Damian Clark likes to talk. A lot. This might seem an odd thing to say about a comedian, but there’s barely a pause for breath in the Australian’s staccato delivery as he rattles through a jam-packed hour that’s unconcerned with anything other than making his audience laugh. Right from the off, through an observation on the Escher-like topography of Edinburgh, he more than succeeds in his aim.
Extra Show deals mainly with becoming a father for the first time. Even the one digression from this subject, in which he hilariously details a case of misadventure that ends up as a brief prison diary, relates tangentially to the topic. Clark’s clearly taken to parenthood with the same vigour, energy and empathy that he brings to the stage. It’s not ground-breaking by any means, but like Stuart Goldsmith’s exemplary Like I Mean It last year, the quality of the material is such that he gets across the joys, confusion and terror of this new responsibility and hits every comedy beats along the way.

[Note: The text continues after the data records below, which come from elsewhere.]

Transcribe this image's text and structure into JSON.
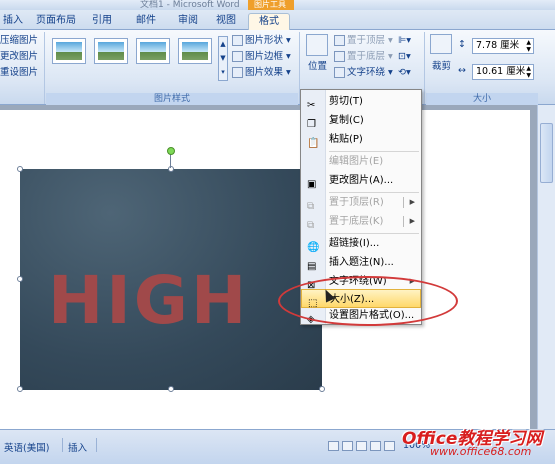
{
  "window": {
    "title": "文档1 - Microsoft Word",
    "context_tab_group": "图片工具"
  },
  "tabs": [
    "插入",
    "页面布局",
    "引用",
    "邮件",
    "审阅",
    "视图",
    "格式"
  ],
  "ribbon": {
    "adjust_group": [
      "压缩图片",
      "更改图片",
      "重设图片"
    ],
    "picture_styles_label": "图片样式",
    "picture_options": [
      "图片形状",
      "图片边框",
      "图片效果"
    ],
    "arrange": {
      "position_label": "位置",
      "bring_front": "置于顶层",
      "send_back": "置于底层",
      "text_wrap": "文字环绕"
    },
    "crop_label": "裁剪",
    "size_label": "大小",
    "height_value": "7.78 厘米",
    "width_value": "10.61 厘米"
  },
  "document": {
    "image_text": "HIGH"
  },
  "context_menu": [
    {
      "label": "剪切(T)",
      "enabled": true,
      "icon": "scissors-icon"
    },
    {
      "label": "复制(C)",
      "enabled": true,
      "icon": "copy-icon"
    },
    {
      "label": "粘贴(P)",
      "enabled": true,
      "icon": "paste-icon"
    },
    {
      "label": "编辑图片(E)",
      "enabled": false,
      "icon": ""
    },
    {
      "label": "更改图片(A)...",
      "enabled": true,
      "icon": "change-picture-icon"
    },
    {
      "label": "置于顶层(R)",
      "enabled": false,
      "icon": "bring-front-icon",
      "submenu": true
    },
    {
      "label": "置于底层(K)",
      "enabled": false,
      "icon": "send-back-icon",
      "submenu": true
    },
    {
      "label": "超链接(I)...",
      "enabled": true,
      "icon": "hyperlink-icon"
    },
    {
      "label": "插入题注(N)...",
      "enabled": true,
      "icon": "caption-icon"
    },
    {
      "label": "文字环绕(W)",
      "enabled": true,
      "icon": "wrap-icon",
      "submenu": true
    },
    {
      "label": "大小(Z)...",
      "enabled": true,
      "icon": "size-icon",
      "highlighted": true
    },
    {
      "label": "设置图片格式(O)...",
      "enabled": true,
      "icon": "format-picture-icon"
    }
  ],
  "statusbar": {
    "language": "英语(美国)",
    "mode": "插入",
    "zoom": "100%"
  },
  "watermark": {
    "brand": "Office教程学习网",
    "url": "www.office68.com"
  },
  "colors": {
    "highlight": "#ffd86a",
    "annotation_oval": "#d23a3a",
    "image_text": "#a0494a",
    "watermark": "#d81e1e"
  }
}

Particularly funny is his attempts to see things from a baby’s point of view. He imagine the constant terror of an infant waking up and having to adjust to new surroundings every time. A moving car, the bars of a crib, a crowded street; all fresh sources of disorientation and over-stimulisation. No wonder they’re always crying. Also covered are other parents with smug advice, why people always ask the weight of a newborn, and how his baby came to have the neck muscles of a wrestler.

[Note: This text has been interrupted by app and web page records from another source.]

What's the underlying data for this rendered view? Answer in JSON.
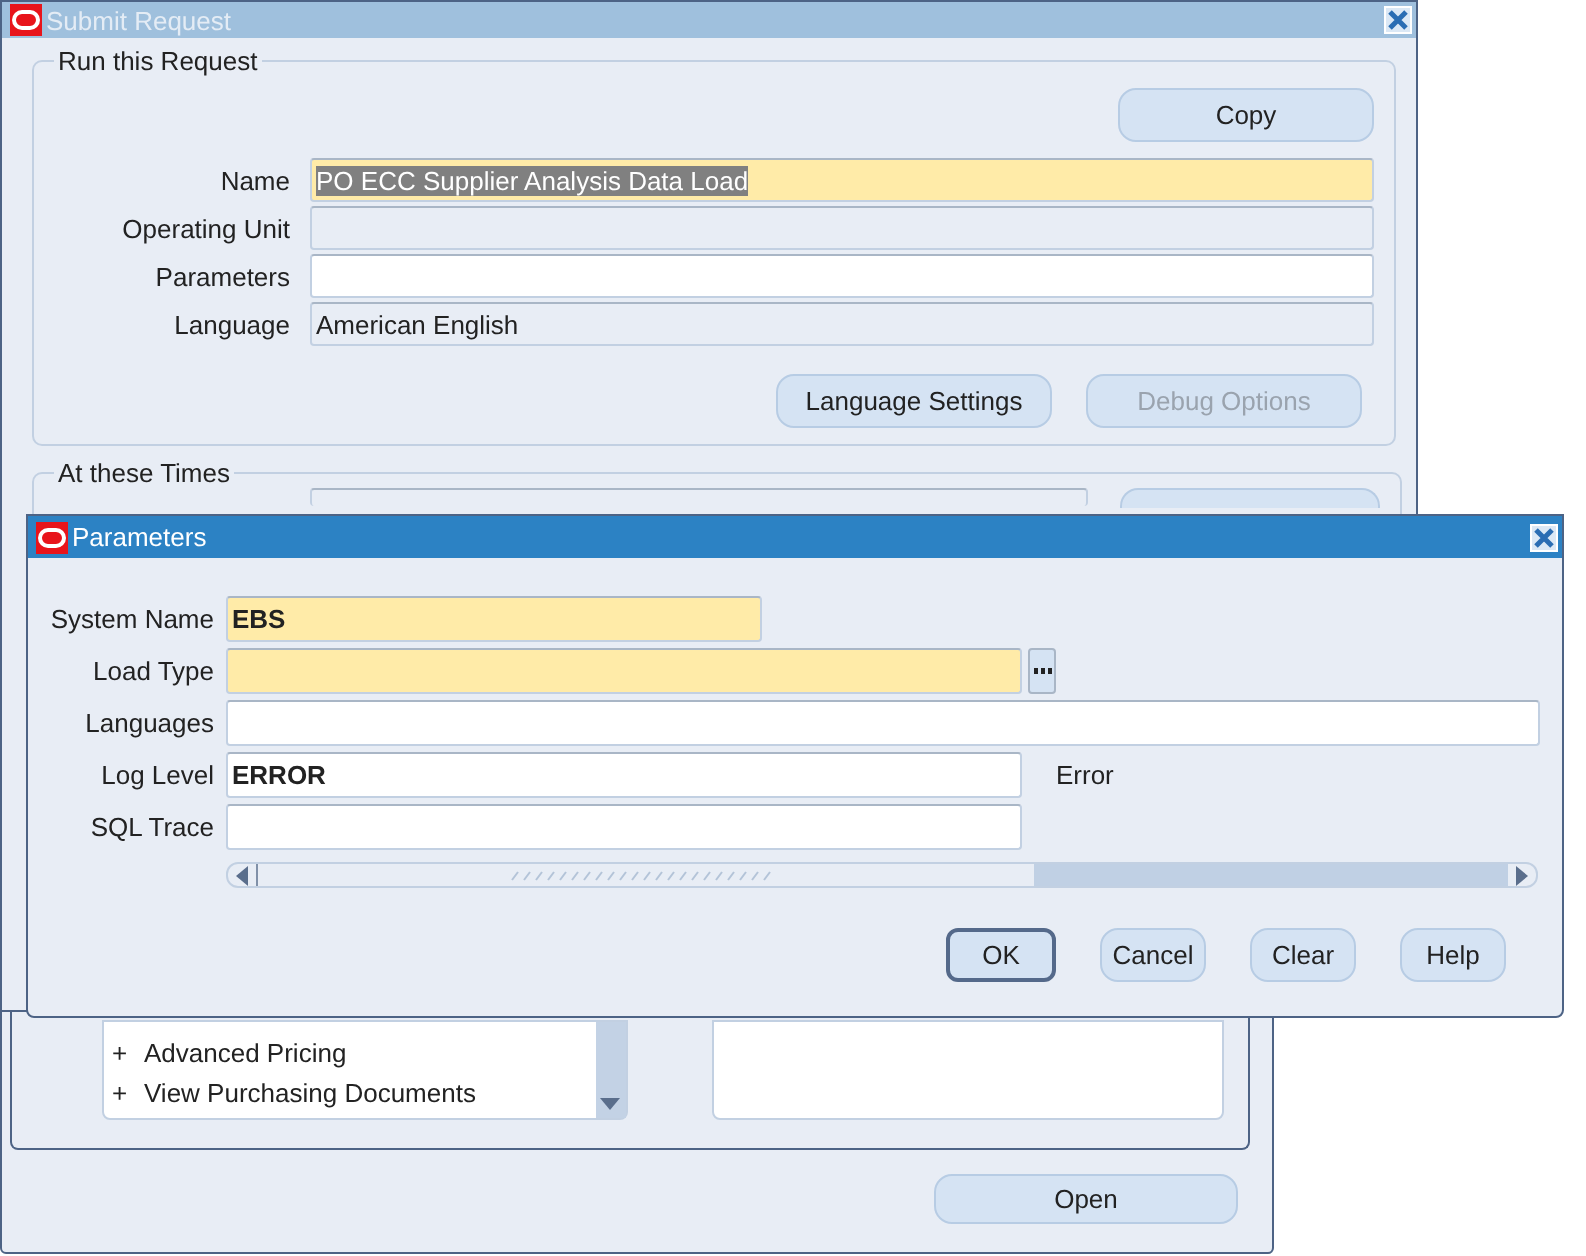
{
  "navigator_window": {
    "list_items": [
      {
        "marker": "+",
        "label": "Advanced Pricing"
      },
      {
        "marker": "+",
        "label": "View Purchasing Documents"
      }
    ],
    "open_button": "Open"
  },
  "submit_request": {
    "title": "Submit Request",
    "active": false,
    "run_section": {
      "title": "Run this Request",
      "copy_button": "Copy",
      "fields": [
        {
          "label": "Name",
          "kind": "required",
          "value": "PO ECC Supplier Analysis Data Load",
          "text_selected": true
        },
        {
          "label": "Operating Unit",
          "kind": "readonly"
        },
        {
          "label": "Parameters",
          "kind": "normal"
        },
        {
          "label": "Language",
          "kind": "readonly",
          "value": "American English"
        }
      ],
      "buttons": [
        {
          "label": "Language Settings",
          "disabled": false
        },
        {
          "label": "Debug Options",
          "disabled": true
        }
      ]
    },
    "times_section": {
      "title": "At these Times"
    }
  },
  "parameters_dialog": {
    "title": "Parameters",
    "active": true,
    "fields": [
      {
        "label": "System Name",
        "kind": "required",
        "value": "EBS"
      },
      {
        "label": "Load Type",
        "kind": "required",
        "has_lov": true
      },
      {
        "label": "Languages",
        "kind": "normal"
      },
      {
        "label": "Log Level",
        "kind": "normal",
        "value": "ERROR",
        "description": "Error"
      },
      {
        "label": "SQL Trace",
        "kind": "normal"
      }
    ],
    "buttons": [
      {
        "label": "OK",
        "default": true
      },
      {
        "label": "Cancel",
        "default": false
      },
      {
        "label": "Clear",
        "default": false
      },
      {
        "label": "Help",
        "default": false
      }
    ]
  }
}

Clark has won the Amused Moose People’s Champion award and it’s not difficult to see why. There’s a genuine every man quality to him that makes Extra Show feel like you’re in (admittedly fairly one-sided) conversation with a chatterbox mate than a standup show. He does this partly through picking one person in the front row as a reference point, coming back to them every so often for confirmation or a spot of matey banter, and partly through his stagecraft. His demeanour is always relaxed, unusually so for someone whose standup style is so Gatling-like in its delivery. He’s also a master of the call-back, deftly weaving echoes of previous jokes into other, completely unrelated anecdotes.
There’s a refreshing straightforward and unpretentious sense of fun about Clark that Extra Show exemplifies. There’s no padding or meandering, just a steady stream of great jokes, asides and stories. The pace never dips and nor does the quality. You could easily leave a Damian Clark show sure you’ve made a friend as well as certain you’ve seen an excellent comedian.